1.3 Beyond visible light
During the twentieth century, astronomers extended their capabilities by developing telescopes and detectors that were sensitive to radio waves, microwaves, infrared and ultraviolet radiation, X-rays and gamma rays. All these forms of electromagnetic radiation, along with visible light, are emitted by the Sun.
This is a good place to examine the electromagnetic spectrum in more detail and to review some of its features. Figure 6 shows the wavelength values in metres but only some of the marks are labelled. The marks go up in 'times ten' steps so, to the right of the 1 metre mark, the first (unlabelled) mark indicates a wavelength of 10 metres (10 m), the next 100 m and the third 1000 m. Going to the left of the 1 metre mark, the next mark is 0.1 m, then 0.01 m (which is 1 centimetre or 1 cm for short), 0.001 m (1 millimetre or 1 mm), and so on. Going further to the left involves putting more and more zeroes after the decimal point, so the wavelengths are sometimes measured in micrometres - millionths of a metre. One micrometre is 0.000 001 metres.
What is the definition of the wavelength of an electromagnetic wave?
It is the distance between successive peaks of the wave.
Roughly, what is the wavelength of visible light?
It is about 0.000 001 metres (actually, 0.000 000 4 to 0.000 000 7 metres).
What type of electromagnetic radiation has the longest wavelength? What, approximately, is its wavelength range?

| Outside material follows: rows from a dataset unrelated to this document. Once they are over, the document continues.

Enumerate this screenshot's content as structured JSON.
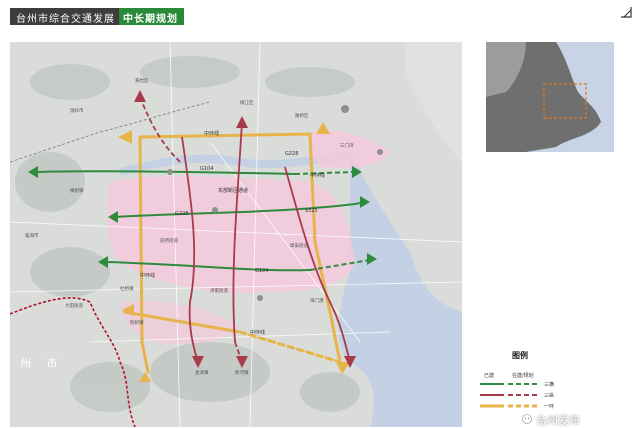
{
  "header": {
    "title": "台州市综合交通发展",
    "highlight": "中长期规划"
  },
  "map": {
    "region_label": "州 市",
    "road_labels": [
      "G228",
      "G104",
      "G228",
      "G104",
      "S325",
      "东部新区通道",
      "中环线",
      "中环线",
      "中环线",
      "中环线"
    ],
    "place_labels": [
      "黄岩区",
      "椒江区",
      "路桥区",
      "温岭市",
      "临海市",
      "杜桥镇",
      "大田街道",
      "金清镇",
      "新河镇",
      "院桥镇",
      "三门湾",
      "前所街道",
      "章安街道",
      "洪家街道",
      "横街镇",
      "海门港"
    ]
  },
  "legend": {
    "title": "图例",
    "col_existing": "已建",
    "col_planned": "在建/规划",
    "rows": [
      {
        "label": "三横",
        "color": "#2e8b3e"
      },
      {
        "label": "三纵",
        "color": "#a83a4a"
      },
      {
        "label": "一环",
        "color": "#e6b448"
      }
    ]
  },
  "watermark": "台州发布",
  "colors": {
    "horizontal": "#2e8b3e",
    "vertical": "#a83a4a",
    "ring": "#e6b448",
    "urban": "#f3c9dc",
    "sea": "#c4d0e4"
  },
  "icons": [
    "frame-corner-icon",
    "wechat-icon"
  ]
}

Radio waves are the longest: in Figure 6, the shortest radio waves lie about one step to the left of the 1 m mark, which denotes a wavelength of 0.1 m. The band representing radio waves extends to the far right of the chart. The furthest mark on the right represents a wavelength of 1000 m (three steps to the right of the 1 m mark), so the figure shows that radio waves can have wavelengths of over 1 kilometre. (Such wavelengths are typical of radio stations still broadcasting in the 'long wave' band.)